# [Working data]

───

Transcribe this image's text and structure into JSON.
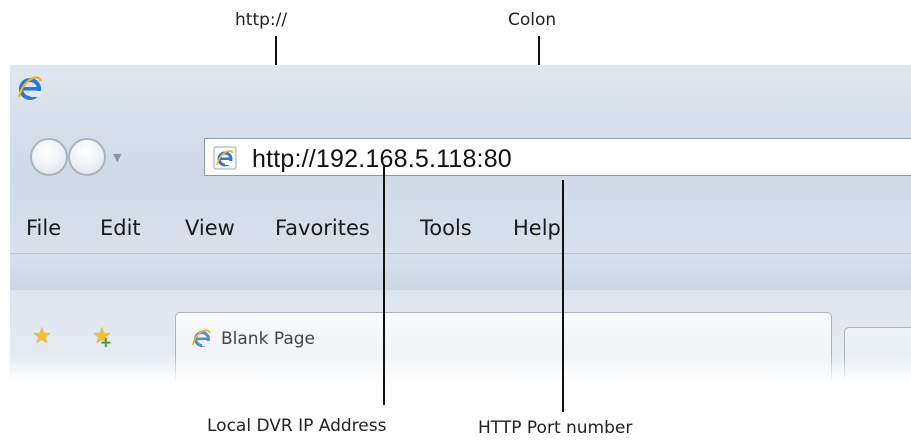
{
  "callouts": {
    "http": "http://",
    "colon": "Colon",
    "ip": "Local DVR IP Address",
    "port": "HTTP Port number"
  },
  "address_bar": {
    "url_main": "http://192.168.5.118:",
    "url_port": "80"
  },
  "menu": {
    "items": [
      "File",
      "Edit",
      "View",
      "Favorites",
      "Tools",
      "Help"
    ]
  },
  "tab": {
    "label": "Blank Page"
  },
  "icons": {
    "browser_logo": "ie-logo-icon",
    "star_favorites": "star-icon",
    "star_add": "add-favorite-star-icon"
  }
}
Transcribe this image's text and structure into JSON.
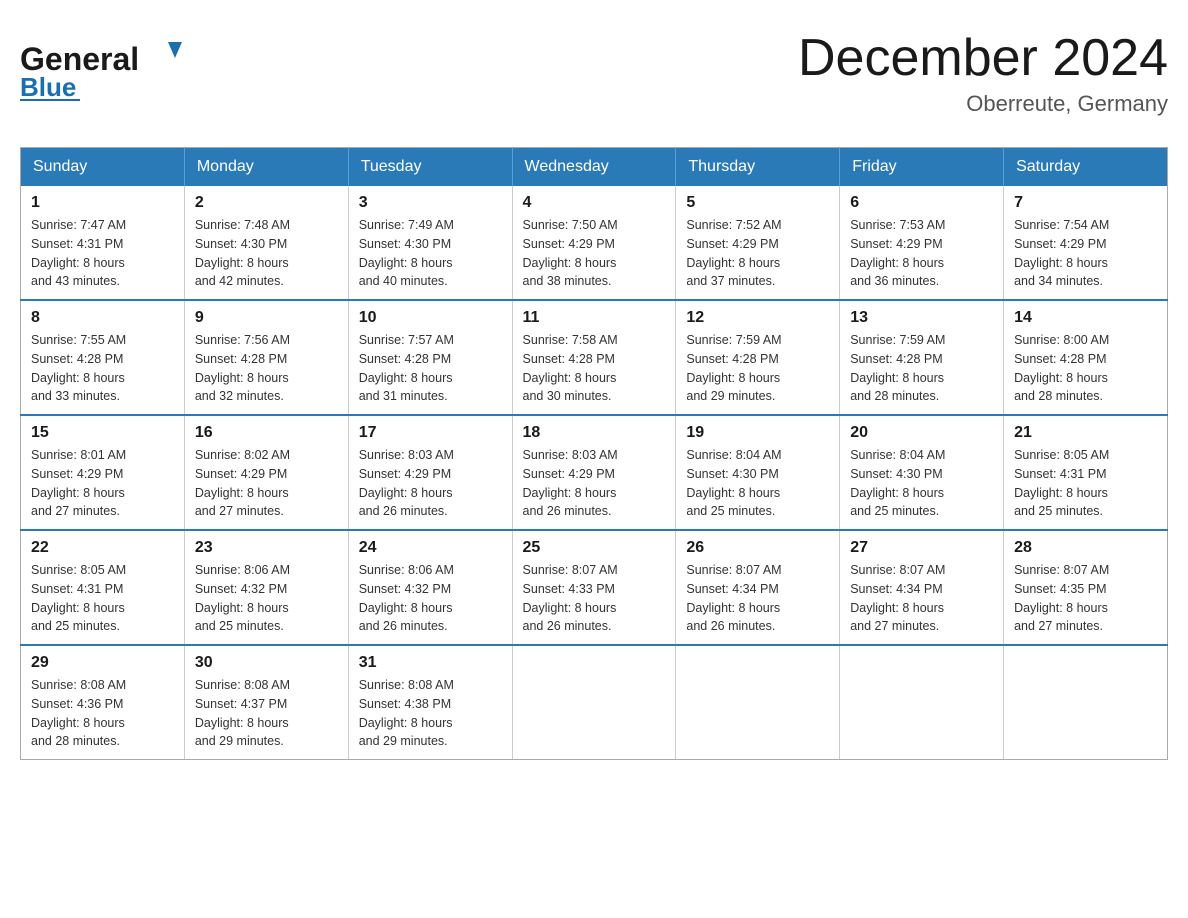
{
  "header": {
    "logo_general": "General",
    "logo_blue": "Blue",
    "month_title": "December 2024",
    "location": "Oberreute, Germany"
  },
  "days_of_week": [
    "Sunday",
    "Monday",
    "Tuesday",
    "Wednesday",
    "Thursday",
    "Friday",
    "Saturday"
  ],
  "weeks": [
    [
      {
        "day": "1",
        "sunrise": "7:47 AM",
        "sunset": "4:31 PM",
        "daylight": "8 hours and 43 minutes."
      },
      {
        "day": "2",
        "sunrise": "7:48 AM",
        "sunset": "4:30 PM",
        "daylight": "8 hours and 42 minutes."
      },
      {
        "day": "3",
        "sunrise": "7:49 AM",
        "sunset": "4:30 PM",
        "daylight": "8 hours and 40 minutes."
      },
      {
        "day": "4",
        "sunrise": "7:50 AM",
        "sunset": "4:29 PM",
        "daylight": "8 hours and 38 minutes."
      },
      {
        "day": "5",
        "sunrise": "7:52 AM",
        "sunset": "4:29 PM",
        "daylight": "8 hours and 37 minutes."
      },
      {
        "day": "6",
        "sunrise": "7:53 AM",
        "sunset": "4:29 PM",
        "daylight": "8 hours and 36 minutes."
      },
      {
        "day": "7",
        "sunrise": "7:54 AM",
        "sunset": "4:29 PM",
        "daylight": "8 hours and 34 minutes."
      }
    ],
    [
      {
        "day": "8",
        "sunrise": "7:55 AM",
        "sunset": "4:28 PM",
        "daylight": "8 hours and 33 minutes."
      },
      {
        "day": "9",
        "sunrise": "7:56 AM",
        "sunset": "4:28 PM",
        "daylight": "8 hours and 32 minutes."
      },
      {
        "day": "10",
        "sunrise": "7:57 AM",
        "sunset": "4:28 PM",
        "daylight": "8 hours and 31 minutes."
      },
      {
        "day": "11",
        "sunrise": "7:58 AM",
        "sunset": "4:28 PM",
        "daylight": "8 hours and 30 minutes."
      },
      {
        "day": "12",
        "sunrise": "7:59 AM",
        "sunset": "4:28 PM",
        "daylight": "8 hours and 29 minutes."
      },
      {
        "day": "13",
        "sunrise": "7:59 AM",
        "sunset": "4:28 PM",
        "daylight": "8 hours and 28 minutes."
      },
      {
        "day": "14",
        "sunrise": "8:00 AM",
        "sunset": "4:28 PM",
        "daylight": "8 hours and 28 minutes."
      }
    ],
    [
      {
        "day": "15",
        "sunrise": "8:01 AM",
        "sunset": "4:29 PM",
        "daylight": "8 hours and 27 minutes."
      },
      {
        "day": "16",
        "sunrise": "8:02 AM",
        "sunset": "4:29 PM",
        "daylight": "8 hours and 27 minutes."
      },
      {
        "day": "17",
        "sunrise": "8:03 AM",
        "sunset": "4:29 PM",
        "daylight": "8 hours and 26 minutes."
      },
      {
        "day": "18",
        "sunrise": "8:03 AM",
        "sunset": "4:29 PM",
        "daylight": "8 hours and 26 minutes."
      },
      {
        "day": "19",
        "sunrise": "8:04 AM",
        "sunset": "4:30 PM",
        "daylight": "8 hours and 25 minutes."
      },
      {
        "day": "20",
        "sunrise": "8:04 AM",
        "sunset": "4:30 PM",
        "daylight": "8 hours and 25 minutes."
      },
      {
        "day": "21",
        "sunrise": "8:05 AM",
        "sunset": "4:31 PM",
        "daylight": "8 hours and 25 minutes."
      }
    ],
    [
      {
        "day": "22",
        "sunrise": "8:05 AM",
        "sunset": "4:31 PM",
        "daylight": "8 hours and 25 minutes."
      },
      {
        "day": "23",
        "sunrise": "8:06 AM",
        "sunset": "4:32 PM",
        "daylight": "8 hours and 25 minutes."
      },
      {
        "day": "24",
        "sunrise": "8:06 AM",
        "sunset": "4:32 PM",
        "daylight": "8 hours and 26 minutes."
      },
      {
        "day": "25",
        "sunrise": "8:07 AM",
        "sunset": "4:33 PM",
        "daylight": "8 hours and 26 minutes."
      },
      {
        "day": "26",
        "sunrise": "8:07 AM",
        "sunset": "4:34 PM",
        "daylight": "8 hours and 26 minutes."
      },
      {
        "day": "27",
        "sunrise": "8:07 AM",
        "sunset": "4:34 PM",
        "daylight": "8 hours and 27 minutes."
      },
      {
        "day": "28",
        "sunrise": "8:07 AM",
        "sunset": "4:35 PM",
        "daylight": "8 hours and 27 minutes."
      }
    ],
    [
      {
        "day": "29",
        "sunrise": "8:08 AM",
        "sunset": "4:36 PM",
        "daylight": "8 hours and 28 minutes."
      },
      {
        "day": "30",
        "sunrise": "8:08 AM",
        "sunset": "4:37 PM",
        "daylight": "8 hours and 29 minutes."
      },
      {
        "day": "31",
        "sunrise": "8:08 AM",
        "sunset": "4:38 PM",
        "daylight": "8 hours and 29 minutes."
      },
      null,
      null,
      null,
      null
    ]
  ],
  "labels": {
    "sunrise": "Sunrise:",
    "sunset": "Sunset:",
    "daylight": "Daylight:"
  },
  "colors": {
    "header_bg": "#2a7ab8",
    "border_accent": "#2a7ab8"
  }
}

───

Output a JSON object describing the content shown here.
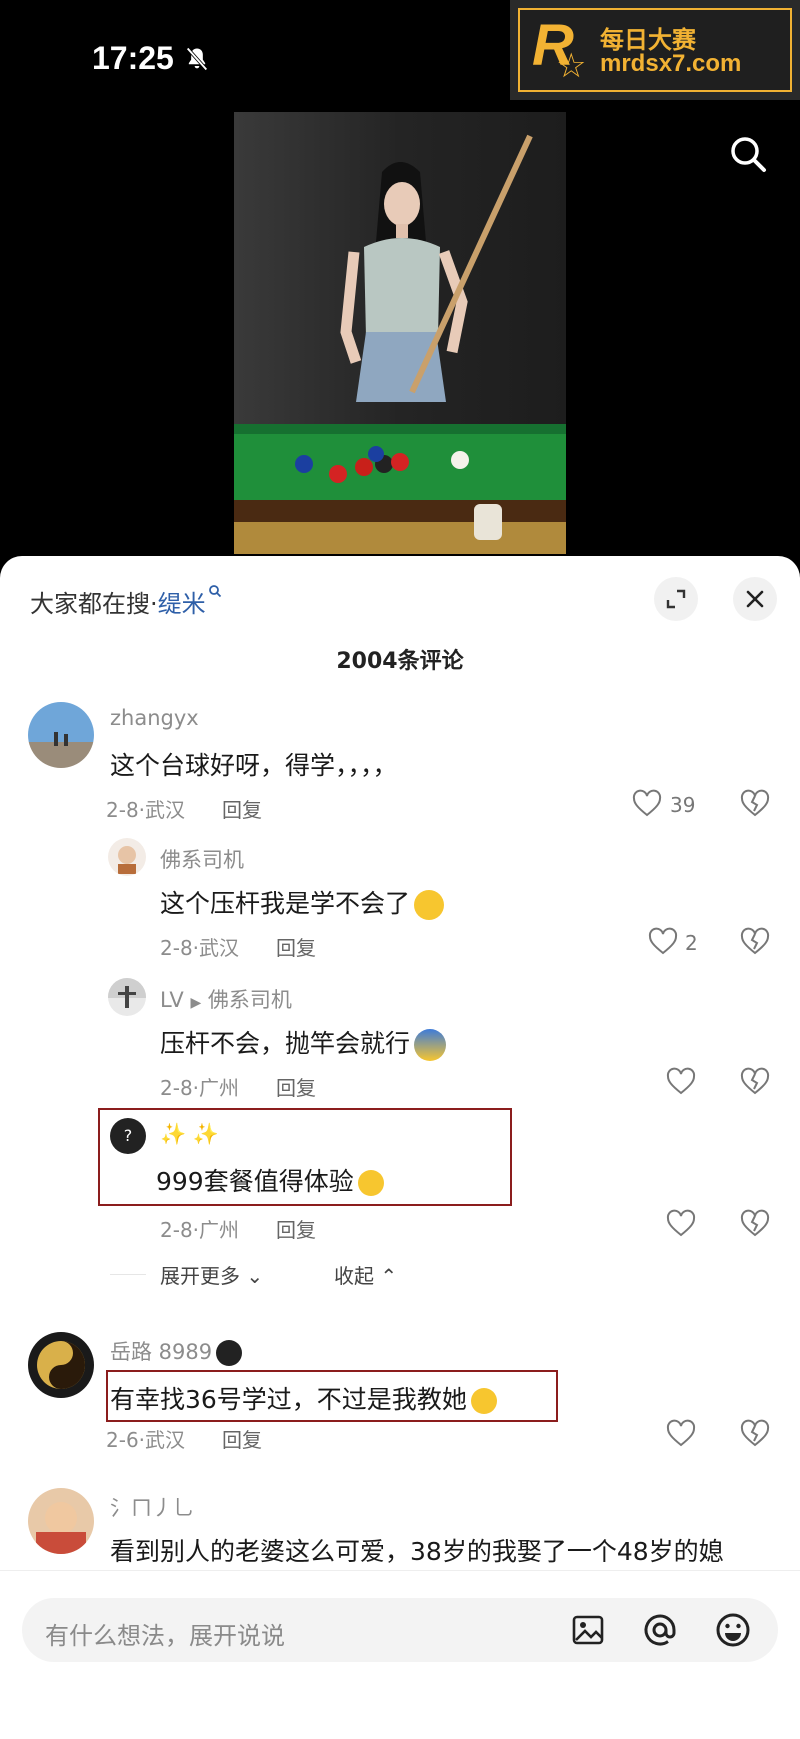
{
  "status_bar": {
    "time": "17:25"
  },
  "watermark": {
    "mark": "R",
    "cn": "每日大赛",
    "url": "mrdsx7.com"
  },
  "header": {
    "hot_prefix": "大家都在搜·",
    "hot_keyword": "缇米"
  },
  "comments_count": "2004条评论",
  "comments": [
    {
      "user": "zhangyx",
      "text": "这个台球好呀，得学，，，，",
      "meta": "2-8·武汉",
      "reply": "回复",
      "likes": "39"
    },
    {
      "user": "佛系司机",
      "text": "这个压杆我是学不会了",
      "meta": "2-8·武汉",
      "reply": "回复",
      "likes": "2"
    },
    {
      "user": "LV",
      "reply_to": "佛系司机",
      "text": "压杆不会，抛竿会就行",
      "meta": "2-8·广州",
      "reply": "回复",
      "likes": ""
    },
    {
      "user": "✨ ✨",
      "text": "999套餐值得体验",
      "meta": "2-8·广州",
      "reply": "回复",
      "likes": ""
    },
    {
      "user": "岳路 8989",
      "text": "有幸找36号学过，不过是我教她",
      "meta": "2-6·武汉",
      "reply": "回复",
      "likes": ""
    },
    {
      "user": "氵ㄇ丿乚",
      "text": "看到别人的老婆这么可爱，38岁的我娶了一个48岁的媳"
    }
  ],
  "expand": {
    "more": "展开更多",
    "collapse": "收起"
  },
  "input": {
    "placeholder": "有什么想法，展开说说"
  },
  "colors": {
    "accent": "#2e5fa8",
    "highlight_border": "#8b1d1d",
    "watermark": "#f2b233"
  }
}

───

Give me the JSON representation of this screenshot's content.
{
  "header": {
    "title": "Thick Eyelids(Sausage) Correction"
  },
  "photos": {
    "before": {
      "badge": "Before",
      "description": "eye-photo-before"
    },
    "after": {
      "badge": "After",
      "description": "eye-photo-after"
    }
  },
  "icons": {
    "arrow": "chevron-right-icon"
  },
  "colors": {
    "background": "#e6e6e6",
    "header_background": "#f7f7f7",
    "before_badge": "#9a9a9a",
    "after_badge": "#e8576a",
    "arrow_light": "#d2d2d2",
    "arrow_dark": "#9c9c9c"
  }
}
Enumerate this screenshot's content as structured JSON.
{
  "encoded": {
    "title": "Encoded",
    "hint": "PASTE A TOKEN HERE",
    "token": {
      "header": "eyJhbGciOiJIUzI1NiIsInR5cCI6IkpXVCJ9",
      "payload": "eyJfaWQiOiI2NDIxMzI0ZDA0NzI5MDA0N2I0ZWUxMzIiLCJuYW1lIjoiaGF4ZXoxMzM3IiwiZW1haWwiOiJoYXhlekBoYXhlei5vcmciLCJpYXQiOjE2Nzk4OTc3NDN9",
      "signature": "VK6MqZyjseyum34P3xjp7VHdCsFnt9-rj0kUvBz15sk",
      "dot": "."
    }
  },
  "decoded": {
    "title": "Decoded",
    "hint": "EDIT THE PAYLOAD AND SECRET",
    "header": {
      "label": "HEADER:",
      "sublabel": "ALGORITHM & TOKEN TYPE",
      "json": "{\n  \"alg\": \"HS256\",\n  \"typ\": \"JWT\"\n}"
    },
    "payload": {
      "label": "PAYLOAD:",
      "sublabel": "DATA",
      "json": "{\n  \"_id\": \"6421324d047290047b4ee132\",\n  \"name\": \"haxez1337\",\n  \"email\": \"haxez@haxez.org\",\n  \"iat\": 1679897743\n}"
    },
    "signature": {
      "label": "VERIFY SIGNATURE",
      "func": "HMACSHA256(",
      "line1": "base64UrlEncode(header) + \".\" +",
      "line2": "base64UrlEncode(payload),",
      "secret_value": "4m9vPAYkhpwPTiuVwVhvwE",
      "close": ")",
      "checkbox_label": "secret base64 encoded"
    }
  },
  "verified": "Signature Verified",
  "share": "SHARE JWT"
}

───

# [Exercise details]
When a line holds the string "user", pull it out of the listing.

# [Written reply]
      "user": "zhangyx",
      "user": "佛系司机",
      "user": "LV",
      "user": "✨ ✨",
      "user": "岳路 8989",
      "user": "氵ㄇ丿乚",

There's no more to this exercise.